Cronin, the emergency room doctor, said he encourages people to keep at least two weeks of food, pet food, medicines and other supplies on hand.

He noted, however, that this is a standard preparedness, particularly since Oregon is subject to earthquakes that could shut down most of the state for an extended period of time.

“If the disease starts spreading in your area, health officials might recommend to close schools or cancel events and encourage people to work remotely to slow the spread of the disease,” and people should plan ahead for how they might handle those situations, Cronin said.

“Make plans for alternative arrangements for your child or yourself in the case of a school or university dismissal or shutdown,” he said. “Also make plans for your elders and your pets, as needed.”

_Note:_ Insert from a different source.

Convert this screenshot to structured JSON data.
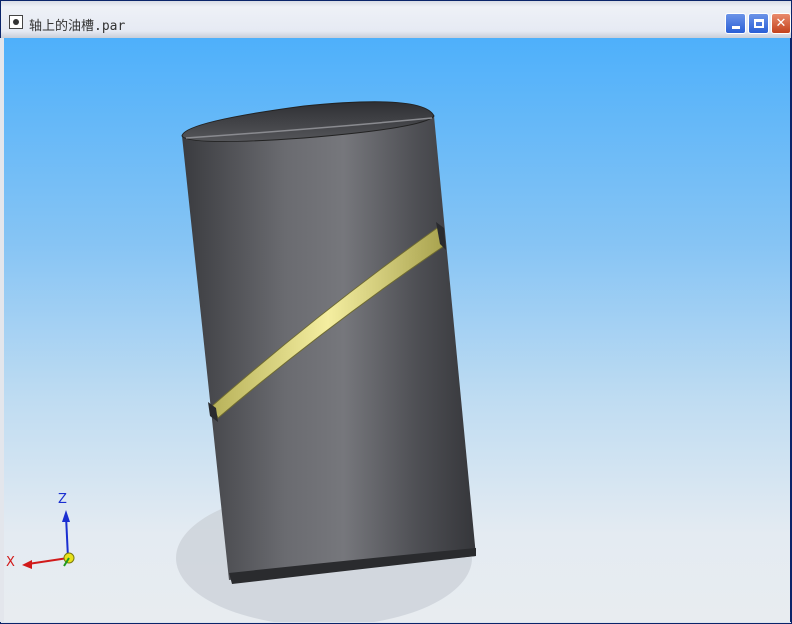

He recommended checking in with employers regarding sick leave and telework options, and making a list of emergency contacts—family, friends, neighbors, carpool drivers, health care providers, teachers, employers, local public health department, and community resources.

“Gather extra supplies, such as soap, tissues, and alcohol-based hand sanitizer. If you or one of your household members have a chronic condition and regularly take prescription drugs, talk to your health provider, pharmacist, and insurance provider about keeping an emergency supply of medications at home.”



Web Design and Web Development by Buildable